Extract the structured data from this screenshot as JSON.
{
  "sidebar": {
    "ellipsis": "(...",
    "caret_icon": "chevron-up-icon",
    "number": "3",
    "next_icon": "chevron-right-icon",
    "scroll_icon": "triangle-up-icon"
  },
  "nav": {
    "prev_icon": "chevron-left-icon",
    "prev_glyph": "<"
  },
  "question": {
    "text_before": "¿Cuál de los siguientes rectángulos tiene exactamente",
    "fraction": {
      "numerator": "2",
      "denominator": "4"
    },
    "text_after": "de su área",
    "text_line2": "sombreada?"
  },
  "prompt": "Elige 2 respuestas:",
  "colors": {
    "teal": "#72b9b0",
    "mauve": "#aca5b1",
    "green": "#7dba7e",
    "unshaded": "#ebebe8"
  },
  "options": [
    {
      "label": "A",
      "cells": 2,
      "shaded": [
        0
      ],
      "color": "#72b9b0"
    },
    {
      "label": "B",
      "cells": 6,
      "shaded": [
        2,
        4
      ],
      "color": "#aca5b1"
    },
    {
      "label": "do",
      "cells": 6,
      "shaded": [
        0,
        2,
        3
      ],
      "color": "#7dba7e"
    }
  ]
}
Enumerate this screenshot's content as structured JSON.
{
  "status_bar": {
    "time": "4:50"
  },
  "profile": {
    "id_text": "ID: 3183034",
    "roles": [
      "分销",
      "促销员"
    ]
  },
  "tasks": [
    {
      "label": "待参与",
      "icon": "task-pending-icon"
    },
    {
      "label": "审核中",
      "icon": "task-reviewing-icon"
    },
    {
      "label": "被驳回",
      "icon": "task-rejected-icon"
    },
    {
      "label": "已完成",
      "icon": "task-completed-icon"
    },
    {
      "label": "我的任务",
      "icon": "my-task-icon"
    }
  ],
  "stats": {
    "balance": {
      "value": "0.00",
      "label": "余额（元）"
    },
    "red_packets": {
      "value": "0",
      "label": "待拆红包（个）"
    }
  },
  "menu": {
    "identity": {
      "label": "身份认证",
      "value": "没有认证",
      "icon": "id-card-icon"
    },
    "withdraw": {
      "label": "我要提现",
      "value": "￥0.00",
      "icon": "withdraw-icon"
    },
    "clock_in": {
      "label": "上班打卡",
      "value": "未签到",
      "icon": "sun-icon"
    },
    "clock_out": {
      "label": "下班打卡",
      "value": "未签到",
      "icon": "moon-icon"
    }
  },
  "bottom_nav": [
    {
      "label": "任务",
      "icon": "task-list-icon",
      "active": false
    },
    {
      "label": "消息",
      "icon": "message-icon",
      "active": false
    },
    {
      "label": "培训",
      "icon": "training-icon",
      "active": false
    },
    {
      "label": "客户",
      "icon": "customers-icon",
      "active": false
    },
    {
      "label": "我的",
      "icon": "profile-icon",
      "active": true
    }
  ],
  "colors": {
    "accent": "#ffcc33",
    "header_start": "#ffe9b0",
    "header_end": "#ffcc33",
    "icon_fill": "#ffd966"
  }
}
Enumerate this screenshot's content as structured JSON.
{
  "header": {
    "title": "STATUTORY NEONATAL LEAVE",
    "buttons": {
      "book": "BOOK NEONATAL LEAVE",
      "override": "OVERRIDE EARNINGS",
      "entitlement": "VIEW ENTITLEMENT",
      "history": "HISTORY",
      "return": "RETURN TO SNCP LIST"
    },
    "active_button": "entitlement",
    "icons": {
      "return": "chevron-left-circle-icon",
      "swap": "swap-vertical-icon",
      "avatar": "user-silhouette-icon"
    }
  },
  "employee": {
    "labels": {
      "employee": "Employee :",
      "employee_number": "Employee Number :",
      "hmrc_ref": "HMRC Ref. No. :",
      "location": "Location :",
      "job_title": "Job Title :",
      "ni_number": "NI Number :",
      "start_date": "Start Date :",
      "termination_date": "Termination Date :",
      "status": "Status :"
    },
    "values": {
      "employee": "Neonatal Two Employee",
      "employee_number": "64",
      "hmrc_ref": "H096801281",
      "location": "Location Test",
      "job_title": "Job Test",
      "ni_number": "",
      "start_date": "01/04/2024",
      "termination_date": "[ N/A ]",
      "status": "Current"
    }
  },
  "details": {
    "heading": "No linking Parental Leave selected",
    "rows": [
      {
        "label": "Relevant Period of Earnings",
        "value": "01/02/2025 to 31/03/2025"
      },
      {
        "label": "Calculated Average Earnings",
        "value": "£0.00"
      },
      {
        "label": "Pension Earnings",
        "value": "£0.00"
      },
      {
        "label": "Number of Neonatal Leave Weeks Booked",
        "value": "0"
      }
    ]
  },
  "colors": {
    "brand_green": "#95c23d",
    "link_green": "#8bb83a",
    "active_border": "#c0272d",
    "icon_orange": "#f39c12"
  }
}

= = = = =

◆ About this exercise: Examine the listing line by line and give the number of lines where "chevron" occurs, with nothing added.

◆ Answer: 4